◆ Work instruction:
Return each line of the records holding the string "vizit".
*** Opening Extracted records ***
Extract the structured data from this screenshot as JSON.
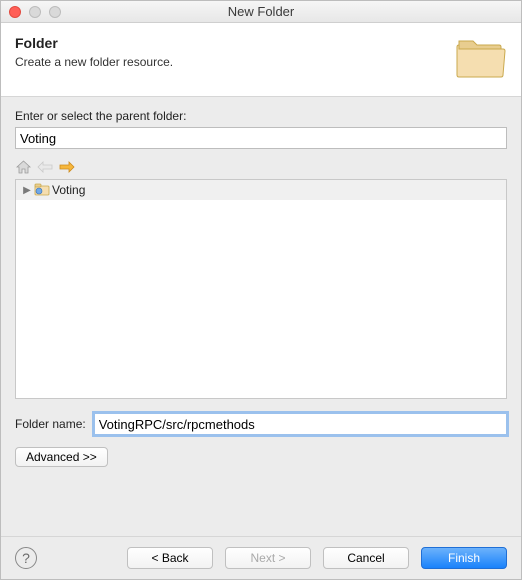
{
  "titlebar": {
    "title": "New Folder"
  },
  "banner": {
    "title": "Folder",
    "description": "Create a new folder resource."
  },
  "parent": {
    "label": "Enter or select the parent folder:",
    "value": "Voting"
  },
  "tree": {
    "items": [
      {
        "label": "Voting"
      }
    ]
  },
  "folderName": {
    "label": "Folder name:",
    "value": "VotingRPC/src/rpcmethods"
  },
  "advanced": {
    "label": "Advanced >>"
  },
  "footer": {
    "back": "< Back",
    "next": "Next >",
    "cancel": "Cancel",
    "finish": "Finish"
  }
}
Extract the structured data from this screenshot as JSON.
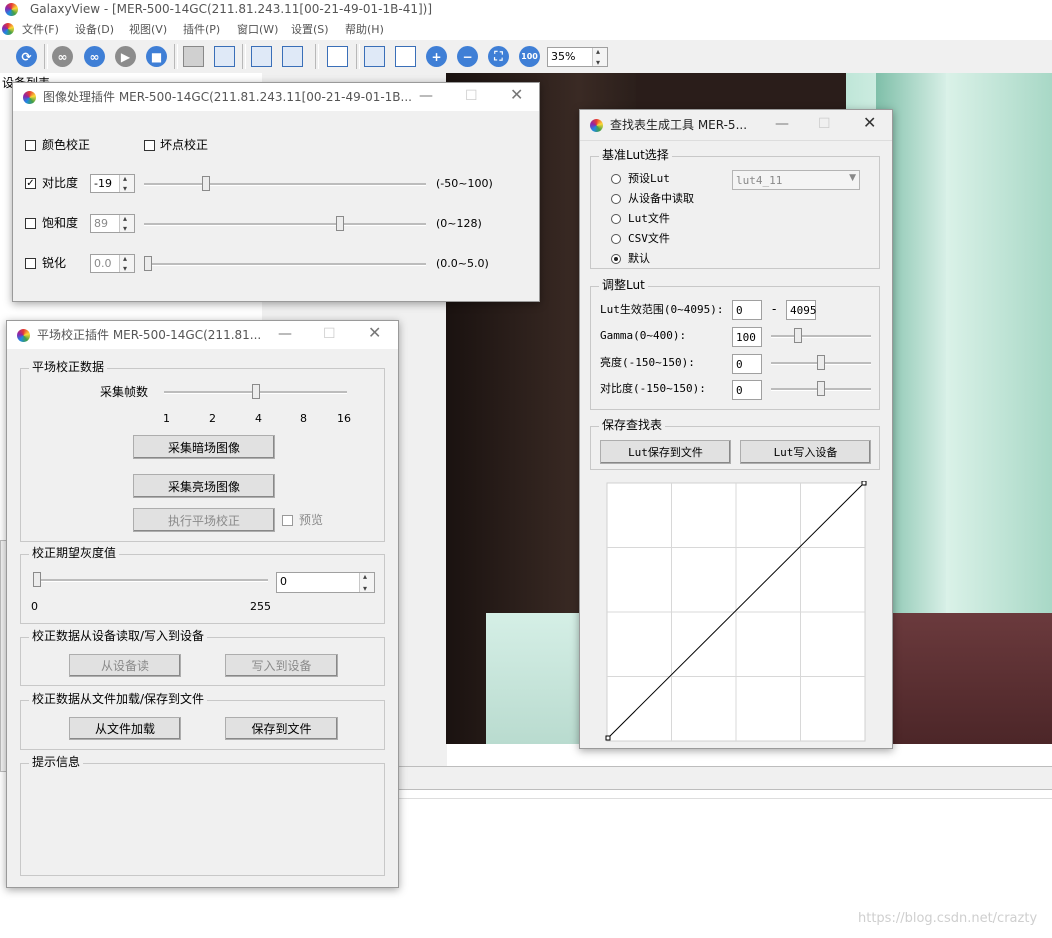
{
  "app": {
    "title": "GalaxyView - [MER-500-14GC(211.81.243.11[00-21-49-01-1B-41])]"
  },
  "menu": [
    "文件(F)",
    "设备(D)",
    "视图(V)",
    "插件(P)",
    "窗口(W)",
    "设置(S)",
    "帮助(H)"
  ],
  "toolbar": {
    "zoom_value": "35%",
    "zoom_100_label": "100"
  },
  "background": {
    "device_list_label": "设备列表"
  },
  "image_plugin": {
    "title": "图像处理插件  MER-500-14GC(211.81.243.11[00-21-49-01-1B...",
    "color_correction_label": "颜色校正",
    "bad_pixel_label": "坏点校正",
    "contrast_label": "对比度",
    "contrast_value": "-19",
    "contrast_range": "(-50~100)",
    "saturation_label": "饱和度",
    "saturation_value": "89",
    "saturation_range": "(0~128)",
    "sharpen_label": "锐化",
    "sharpen_value": "0.0",
    "sharpen_range": "(0.0~5.0)",
    "contrast_checked": true,
    "contrast_level": 0.21,
    "saturation_level": 0.7,
    "sharpen_level": 0.0
  },
  "ffc_plugin": {
    "title": "平场校正插件  MER-500-14GC(211.81...",
    "data_group_label": "平场校正数据",
    "frames_label": "采集帧数",
    "frame_ticks": [
      "1",
      "2",
      "4",
      "8",
      "16"
    ],
    "frame_selected_index": 2,
    "capture_dark_btn": "采集暗场图像",
    "capture_bright_btn": "采集亮场图像",
    "execute_btn": "执行平场校正",
    "preview_label": "预览",
    "expected_group_label": "校正期望灰度值",
    "expected_value": "0",
    "expected_min": "0",
    "expected_max": "255",
    "device_rw_group_label": "校正数据从设备读取/写入到设备",
    "read_from_device_btn": "从设备读",
    "write_to_device_btn": "写入到设备",
    "file_group_label": "校正数据从文件加载/保存到文件",
    "load_from_file_btn": "从文件加载",
    "save_to_file_btn": "保存到文件",
    "info_group_label": "提示信息"
  },
  "lut_tool": {
    "title": "查找表生成工具  MER-5...",
    "base_group_label": "基准Lut选择",
    "options": [
      "预设Lut",
      "从设备中读取",
      "Lut文件",
      "CSV文件",
      "默认"
    ],
    "selected_option_index": 4,
    "preset_select_value": "lut4_11",
    "adjust_group_label": "调整Lut",
    "range_label": "Lut生效范围(0~4095):",
    "range_from": "0",
    "range_dash": "-",
    "range_to": "4095",
    "gamma_label": "Gamma(0~400):",
    "gamma_value": "100",
    "gamma_level": 0.25,
    "brightness_label": "亮度(-150~150):",
    "brightness_value": "0",
    "brightness_level": 0.5,
    "contrast_label": "对比度(-150~150):",
    "contrast_value": "0",
    "contrast_level": 0.5,
    "save_group_label": "保存查找表",
    "save_to_file_btn": "Lut保存到文件",
    "write_to_device_btn": "Lut写入设备"
  },
  "watermark": "https://blog.csdn.net/crazty"
}
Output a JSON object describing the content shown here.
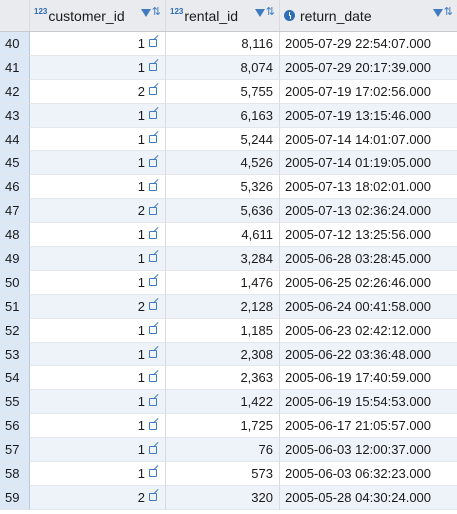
{
  "columns": [
    {
      "name": "customer_id",
      "type_badge": "123"
    },
    {
      "name": "rental_id",
      "type_badge": "123"
    },
    {
      "name": "return_date",
      "type_badge": "clock-icon"
    }
  ],
  "rows": [
    {
      "n": "40",
      "customer_id": "1",
      "rental_id": "8,116",
      "return_date": "2005-07-29 22:54:07.000"
    },
    {
      "n": "41",
      "customer_id": "1",
      "rental_id": "8,074",
      "return_date": "2005-07-29 20:17:39.000"
    },
    {
      "n": "42",
      "customer_id": "2",
      "rental_id": "5,755",
      "return_date": "2005-07-19 17:02:56.000"
    },
    {
      "n": "43",
      "customer_id": "1",
      "rental_id": "6,163",
      "return_date": "2005-07-19 13:15:46.000"
    },
    {
      "n": "44",
      "customer_id": "1",
      "rental_id": "5,244",
      "return_date": "2005-07-14 14:01:07.000"
    },
    {
      "n": "45",
      "customer_id": "1",
      "rental_id": "4,526",
      "return_date": "2005-07-14 01:19:05.000"
    },
    {
      "n": "46",
      "customer_id": "1",
      "rental_id": "5,326",
      "return_date": "2005-07-13 18:02:01.000"
    },
    {
      "n": "47",
      "customer_id": "2",
      "rental_id": "5,636",
      "return_date": "2005-07-13 02:36:24.000"
    },
    {
      "n": "48",
      "customer_id": "1",
      "rental_id": "4,611",
      "return_date": "2005-07-12 13:25:56.000"
    },
    {
      "n": "49",
      "customer_id": "1",
      "rental_id": "3,284",
      "return_date": "2005-06-28 03:28:45.000"
    },
    {
      "n": "50",
      "customer_id": "1",
      "rental_id": "1,476",
      "return_date": "2005-06-25 02:26:46.000"
    },
    {
      "n": "51",
      "customer_id": "2",
      "rental_id": "2,128",
      "return_date": "2005-06-24 00:41:58.000"
    },
    {
      "n": "52",
      "customer_id": "1",
      "rental_id": "1,185",
      "return_date": "2005-06-23 02:42:12.000"
    },
    {
      "n": "53",
      "customer_id": "1",
      "rental_id": "2,308",
      "return_date": "2005-06-22 03:36:48.000"
    },
    {
      "n": "54",
      "customer_id": "1",
      "rental_id": "2,363",
      "return_date": "2005-06-19 17:40:59.000"
    },
    {
      "n": "55",
      "customer_id": "1",
      "rental_id": "1,422",
      "return_date": "2005-06-19 15:54:53.000"
    },
    {
      "n": "56",
      "customer_id": "1",
      "rental_id": "1,725",
      "return_date": "2005-06-17 21:05:57.000"
    },
    {
      "n": "57",
      "customer_id": "1",
      "rental_id": "76",
      "return_date": "2005-06-03 12:00:37.000"
    },
    {
      "n": "58",
      "customer_id": "1",
      "rental_id": "573",
      "return_date": "2005-06-03 06:32:23.000"
    },
    {
      "n": "59",
      "customer_id": "2",
      "rental_id": "320",
      "return_date": "2005-05-28 04:30:24.000"
    }
  ]
}
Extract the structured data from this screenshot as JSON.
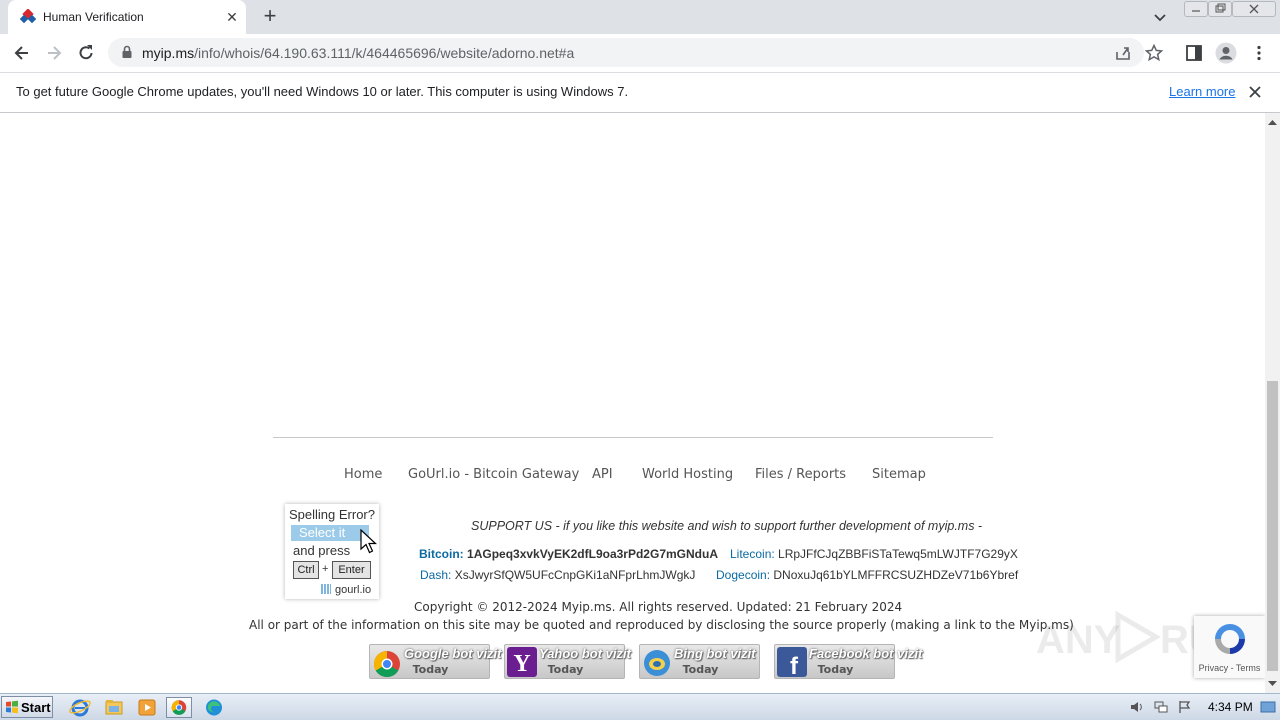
{
  "browser": {
    "tab_title": "Human Verification",
    "url_host": "myip.ms",
    "url_path": "/info/whois/64.190.63.111/k/464465696/website/adorno.net#a"
  },
  "infobar": {
    "message": "To get future Google Chrome updates, you'll need Windows 10 or later. This computer is using Windows 7.",
    "link": "Learn more"
  },
  "footer": {
    "nav": [
      "Home",
      "GoUrl.io - Bitcoin Gateway",
      "API",
      "World Hosting",
      "Files / Reports",
      "Sitemap"
    ],
    "support": "SUPPORT US - if you like this website and wish to support further development of myip.ms -",
    "crypto": {
      "bitcoin_label": "Bitcoin:",
      "bitcoin_addr": "1AGpeq3xvkVyEK2dfL9oa3rPd2G7mGNduA",
      "litecoin_label": "Litecoin:",
      "litecoin_addr": "LRpJFfCJqZBBFiSTaTewq5mLWJTF7G29yX",
      "dash_label": "Dash:",
      "dash_addr": "XsJwyrSfQW5UFcCnpGKi1aNFprLhmJWgkJ",
      "dogecoin_label": "Dogecoin:",
      "dogecoin_addr": "DNoxuJq61bYLMFFRCSUZHDZeV71b6Ybref"
    },
    "copyright": "Copyright © 2012-2024 Myip.ms. All rights reserved. Updated: 21 February 2024",
    "disclaimer": "All or part of the information on this site may be quoted and reproduced by disclosing the source properly (making a link to the Myip.ms)",
    "badges": [
      {
        "name": "Google bot vizit",
        "day": "Today"
      },
      {
        "name": "Yahoo bot vizit",
        "day": "Today"
      },
      {
        "name": "Bing bot vizit",
        "day": "Today"
      },
      {
        "name": "Facebook bot vizit",
        "day": "Today"
      }
    ]
  },
  "spelling_widget": {
    "title": "Spelling Error?",
    "select": "Select it",
    "and_press": "and press",
    "key_ctrl": "Ctrl",
    "plus": "+",
    "key_enter": "Enter",
    "brand": "gourl.io"
  },
  "recaptcha": {
    "links": "Privacy - Terms"
  },
  "taskbar": {
    "start": "Start",
    "time": "4:34 PM"
  }
}
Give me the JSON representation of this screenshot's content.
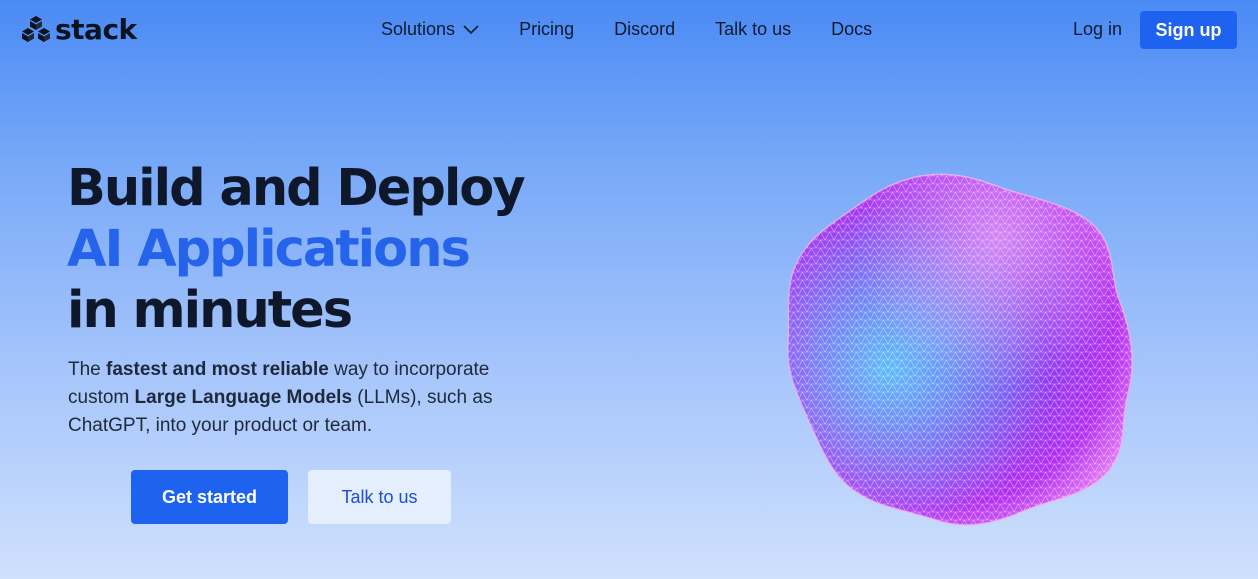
{
  "header": {
    "logo_text": "stack",
    "logo_icon": "stack-cubes-icon",
    "nav": [
      {
        "label": "Solutions",
        "has_dropdown": true
      },
      {
        "label": "Pricing"
      },
      {
        "label": "Discord"
      },
      {
        "label": "Talk to us"
      },
      {
        "label": "Docs"
      }
    ],
    "login_label": "Log in",
    "signup_label": "Sign up"
  },
  "hero": {
    "title_line1": "Build and Deploy",
    "title_line2": "AI Applications",
    "title_line3": "in minutes",
    "desc_pre": "The ",
    "desc_bold1": "fastest and most reliable",
    "desc_mid1": " way to incorporate custom ",
    "desc_bold2": "Large Language Models",
    "desc_post": " (LLMs), such as ChatGPT, into your product or team.",
    "cta_primary": "Get started",
    "cta_secondary": "Talk to us"
  },
  "colors": {
    "accent": "#1d63f0",
    "headline_blue": "#2563eb",
    "text_dark": "#0f172a",
    "blob_purple": "#9b2cf0",
    "blob_cyan": "#38bdf8"
  }
}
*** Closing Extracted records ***
◆ Your response:
        "name": "Google bot vizit",
        "name": "Yahoo bot vizit",
        "name": "Bing bot vizit",
        "name": "Facebook bot vizit",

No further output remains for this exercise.